For Luke Lassiter, collaboration is an attempt to redress (typically colonial) power imbalances between the researcher and the researched. He asks:
“When does anthropology serve the very relationships created and maintained by anthropological practice? How can anthropology become relevant for our consultants?”
Collaborative approaches view the people we work with not as subjects, but consultants, collaborators, co-creators.
Collaboration is not a new idea to anthropology. At some level all ethnography is collaborative. But Lassiter suggests that what is new is the move to push collaboration from its “taken-for-granted background and put it at centre stage” (p16) and “that establishes as a main goal the writing of ethnography with local community consultants as active collaborators in that process” (p17).
But I think there’s more to it than that. There is other philosophical precedent.
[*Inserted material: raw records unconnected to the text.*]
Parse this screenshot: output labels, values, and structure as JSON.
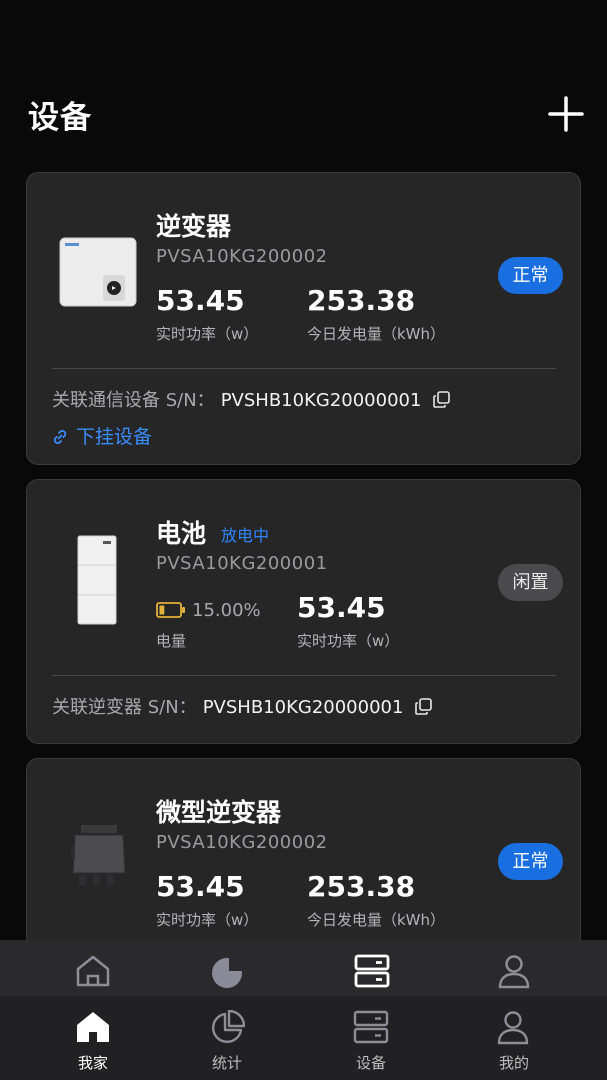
{
  "header": {
    "title": "设备",
    "add_icon": "plus-icon"
  },
  "devices": [
    {
      "name": "逆变器",
      "sn": "PVSA10KG200002",
      "badge": "正常",
      "metrics": [
        {
          "value": "53.45",
          "label": "实时功率（w）"
        },
        {
          "value": "253.38",
          "label": "今日发电量（kWh）"
        }
      ],
      "link_label": "关联通信设备 S/N：",
      "link_sn": "PVSHB10KG20000001",
      "sub_link": "下挂设备"
    },
    {
      "name": "电池",
      "state": "放电中",
      "sn": "PVSA10KG200001",
      "badge": "闲置",
      "battery_percent": "15.00%",
      "battery_level": 0.15,
      "metrics": [
        {
          "value": "53.45",
          "label": "实时功率（w）"
        }
      ],
      "capacity_label": "电量",
      "link_label": "关联逆变器 S/N：",
      "link_sn": "PVSHB10KG20000001"
    },
    {
      "name": "微型逆变器",
      "sn": "PVSA10KG200002",
      "badge": "正常",
      "metrics": [
        {
          "value": "53.45",
          "label": "实时功率（w）"
        },
        {
          "value": "253.38",
          "label": "今日发电量（kWh）"
        }
      ]
    }
  ],
  "tabs": [
    {
      "label": "我家",
      "icon": "home-icon",
      "active": true
    },
    {
      "label": "统计",
      "icon": "pie-chart-icon",
      "active": false
    },
    {
      "label": "设备",
      "icon": "device-icon",
      "active": false
    },
    {
      "label": "我的",
      "icon": "user-icon",
      "active": false
    }
  ],
  "colors": {
    "accent": "#1a6fe0",
    "link": "#3a8dff",
    "background": "#090909",
    "card": "#262627"
  }
}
I understand collaborative research to be grounded in a commitment to dialogue and a responsibility to the other. I’ve tried reading some Levinas, and mostly it washes over me, but I am persuaded by his call for a responsibility to the Other merely in light of coming face-to-face with them as another being. The other places ethical demands on us, lays claim to us. For Levinas an ethics of responsibility precedes any objective searching after truth. That is, the people we work with are more important than the work we do.
My commitment to collaborative research also comes from an expectation that I won’t be able to understand the other in a perfect sense. That my reading and translation of another’s experience – their culture – will be enriched by engaging in dialogue with them about my interpretations. Collaboration isn’t only about redressing power imbalance. It’s also about achieving deeper “co-interpretations” (Lassiter p12).
The Psychiatrist RD Laing puts it this way:
“I see you, and you see me. I experience you, and you experience me. I see your behaviour. You see my behaviour. But I do not and never have and never will see your experience of me.”
I wouldn’t be here, though, if I thought this doomed any social science that attempts to interpret the experience of someone else to utter failure. I think Laing would suggest that it is always limited, but that as we experience one another experiencing – as we respond to one another – we get closer to sharing something of each other’s experience. He says:
“Since your and their experience is invisible to me as mine is to you and them, I seek to make evident to the others, through their experience of my behaviour, what I infer of your experience, through my experience of your behaviour”.
My commitment to collaboration, therefore, is both ethical (I owe it to the people I work with to collaborate with them) and epistemological (I think it’s a better method for getting good information about how others experience the world).
For the full text of my presentation on blogging as open source research, go HERE.